> **Material to process**:
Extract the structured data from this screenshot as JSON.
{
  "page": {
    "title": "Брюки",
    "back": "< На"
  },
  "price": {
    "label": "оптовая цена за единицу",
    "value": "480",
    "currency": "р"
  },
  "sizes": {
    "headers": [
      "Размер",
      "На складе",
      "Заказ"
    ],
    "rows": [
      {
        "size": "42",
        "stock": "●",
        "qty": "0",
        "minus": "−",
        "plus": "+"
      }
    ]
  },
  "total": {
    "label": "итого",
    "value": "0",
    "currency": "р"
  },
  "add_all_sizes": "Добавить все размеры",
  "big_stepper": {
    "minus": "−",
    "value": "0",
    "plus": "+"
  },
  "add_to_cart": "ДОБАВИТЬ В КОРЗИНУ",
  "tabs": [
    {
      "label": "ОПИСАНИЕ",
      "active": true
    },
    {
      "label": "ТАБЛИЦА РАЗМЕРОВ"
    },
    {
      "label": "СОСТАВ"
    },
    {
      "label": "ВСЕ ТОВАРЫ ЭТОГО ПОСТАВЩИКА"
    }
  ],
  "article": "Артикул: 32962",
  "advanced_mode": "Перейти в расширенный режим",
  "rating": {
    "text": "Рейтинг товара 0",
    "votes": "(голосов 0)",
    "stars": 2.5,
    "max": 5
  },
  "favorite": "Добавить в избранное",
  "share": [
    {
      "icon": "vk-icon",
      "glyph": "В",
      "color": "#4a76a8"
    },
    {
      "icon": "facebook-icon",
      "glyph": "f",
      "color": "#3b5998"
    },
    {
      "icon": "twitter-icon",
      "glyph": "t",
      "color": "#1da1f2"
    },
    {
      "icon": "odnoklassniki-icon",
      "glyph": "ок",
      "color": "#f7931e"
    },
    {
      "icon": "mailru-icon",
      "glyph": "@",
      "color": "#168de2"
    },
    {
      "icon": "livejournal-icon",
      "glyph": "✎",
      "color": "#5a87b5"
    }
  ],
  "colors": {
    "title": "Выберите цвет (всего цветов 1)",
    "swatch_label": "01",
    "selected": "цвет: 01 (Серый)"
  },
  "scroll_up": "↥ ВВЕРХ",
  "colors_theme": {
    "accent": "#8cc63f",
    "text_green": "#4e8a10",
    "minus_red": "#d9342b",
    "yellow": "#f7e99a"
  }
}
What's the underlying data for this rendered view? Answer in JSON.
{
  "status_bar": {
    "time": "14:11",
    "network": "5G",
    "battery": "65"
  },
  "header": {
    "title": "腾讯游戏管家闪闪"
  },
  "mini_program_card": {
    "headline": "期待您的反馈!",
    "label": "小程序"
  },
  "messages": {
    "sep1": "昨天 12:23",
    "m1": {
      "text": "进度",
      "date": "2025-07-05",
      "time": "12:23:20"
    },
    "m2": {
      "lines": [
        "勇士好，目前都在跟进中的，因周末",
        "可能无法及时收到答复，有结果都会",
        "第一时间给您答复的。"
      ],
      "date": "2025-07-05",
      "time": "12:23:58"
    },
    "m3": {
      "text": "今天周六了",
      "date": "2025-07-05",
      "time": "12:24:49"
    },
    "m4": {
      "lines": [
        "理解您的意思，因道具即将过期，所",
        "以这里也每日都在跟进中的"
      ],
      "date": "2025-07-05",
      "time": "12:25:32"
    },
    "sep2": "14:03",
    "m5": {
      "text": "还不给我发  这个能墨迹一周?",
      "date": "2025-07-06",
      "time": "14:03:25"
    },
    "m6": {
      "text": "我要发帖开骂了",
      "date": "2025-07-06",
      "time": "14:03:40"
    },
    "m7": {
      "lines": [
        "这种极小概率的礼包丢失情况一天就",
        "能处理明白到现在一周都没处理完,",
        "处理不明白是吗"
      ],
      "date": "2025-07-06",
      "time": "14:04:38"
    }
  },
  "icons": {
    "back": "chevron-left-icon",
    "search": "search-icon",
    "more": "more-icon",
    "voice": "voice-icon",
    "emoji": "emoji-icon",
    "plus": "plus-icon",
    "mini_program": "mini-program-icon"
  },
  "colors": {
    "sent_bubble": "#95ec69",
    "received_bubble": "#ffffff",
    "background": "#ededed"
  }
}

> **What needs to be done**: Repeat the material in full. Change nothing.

> **Result below**:
Extract the structured data from this screenshot as JSON.
{
  "page": {
    "title": "Брюки",
    "back": "< На"
  },
  "price": {
    "label": "оптовая цена за единицу",
    "value": "480",
    "currency": "р"
  },
  "sizes": {
    "headers": [
      "Размер",
      "На складе",
      "Заказ"
    ],
    "rows": [
      {
        "size": "42",
        "stock": "●",
        "qty": "0",
        "minus": "−",
        "plus": "+"
      }
    ]
  },
  "total": {
    "label": "итого",
    "value": "0",
    "currency": "р"
  },
  "add_all_sizes": "Добавить все размеры",
  "big_stepper": {
    "minus": "−",
    "value": "0",
    "plus": "+"
  },
  "add_to_cart": "ДОБАВИТЬ В КОРЗИНУ",
  "tabs": [
    {
      "label": "ОПИСАНИЕ",
      "active": true
    },
    {
      "label": "ТАБЛИЦА РАЗМЕРОВ"
    },
    {
      "label": "СОСТАВ"
    },
    {
      "label": "ВСЕ ТОВАРЫ ЭТОГО ПОСТАВЩИКА"
    }
  ],
  "article": "Артикул: 32962",
  "advanced_mode": "Перейти в расширенный режим",
  "rating": {
    "text": "Рейтинг товара 0",
    "votes": "(голосов 0)",
    "stars": 2.5,
    "max": 5
  },
  "favorite": "Добавить в избранное",
  "share": [
    {
      "icon": "vk-icon",
      "glyph": "В",
      "color": "#4a76a8"
    },
    {
      "icon": "facebook-icon",
      "glyph": "f",
      "color": "#3b5998"
    },
    {
      "icon": "twitter-icon",
      "glyph": "t",
      "color": "#1da1f2"
    },
    {
      "icon": "odnoklassniki-icon",
      "glyph": "ок",
      "color": "#f7931e"
    },
    {
      "icon": "mailru-icon",
      "glyph": "@",
      "color": "#168de2"
    },
    {
      "icon": "livejournal-icon",
      "glyph": "✎",
      "color": "#5a87b5"
    }
  ],
  "colors": {
    "title": "Выберите цвет (всего цветов 1)",
    "swatch_label": "01",
    "selected": "цвет: 01 (Серый)"
  },
  "scroll_up": "↥ ВВЕРХ",
  "colors_theme": {
    "accent": "#8cc63f",
    "text_green": "#4e8a10",
    "minus_red": "#d9342b",
    "yellow": "#f7e99a"
  }
}
What's the underlying data for this rendered view? Answer in JSON.
{
  "status_bar": {
    "time": "14:11",
    "network": "5G",
    "battery": "65"
  },
  "header": {
    "title": "腾讯游戏管家闪闪"
  },
  "mini_program_card": {
    "headline": "期待您的反馈!",
    "label": "小程序"
  },
  "messages": {
    "sep1": "昨天 12:23",
    "m1": {
      "text": "进度",
      "date": "2025-07-05",
      "time": "12:23:20"
    },
    "m2": {
      "lines": [
        "勇士好，目前都在跟进中的，因周末",
        "可能无法及时收到答复，有结果都会",
        "第一时间给您答复的。"
      ],
      "date": "2025-07-05",
      "time": "12:23:58"
    },
    "m3": {
      "text": "今天周六了",
      "date": "2025-07-05",
      "time": "12:24:49"
    },
    "m4": {
      "lines": [
        "理解您的意思，因道具即将过期，所",
        "以这里也每日都在跟进中的"
      ],
      "date": "2025-07-05",
      "time": "12:25:32"
    },
    "sep2": "14:03",
    "m5": {
      "text": "还不给我发  这个能墨迹一周?",
      "date": "2025-07-06",
      "time": "14:03:25"
    },
    "m6": {
      "text": "我要发帖开骂了",
      "date": "2025-07-06",
      "time": "14:03:40"
    },
    "m7": {
      "lines": [
        "这种极小概率的礼包丢失情况一天就",
        "能处理明白到现在一周都没处理完,",
        "处理不明白是吗"
      ],
      "date": "2025-07-06",
      "time": "14:04:38"
    }
  },
  "icons": {
    "back": "chevron-left-icon",
    "search": "search-icon",
    "more": "more-icon",
    "voice": "voice-icon",
    "emoji": "emoji-icon",
    "plus": "plus-icon",
    "mini_program": "mini-program-icon"
  },
  "colors": {
    "sent_bubble": "#95ec69",
    "received_bubble": "#ffffff",
    "background": "#ededed"
  }
}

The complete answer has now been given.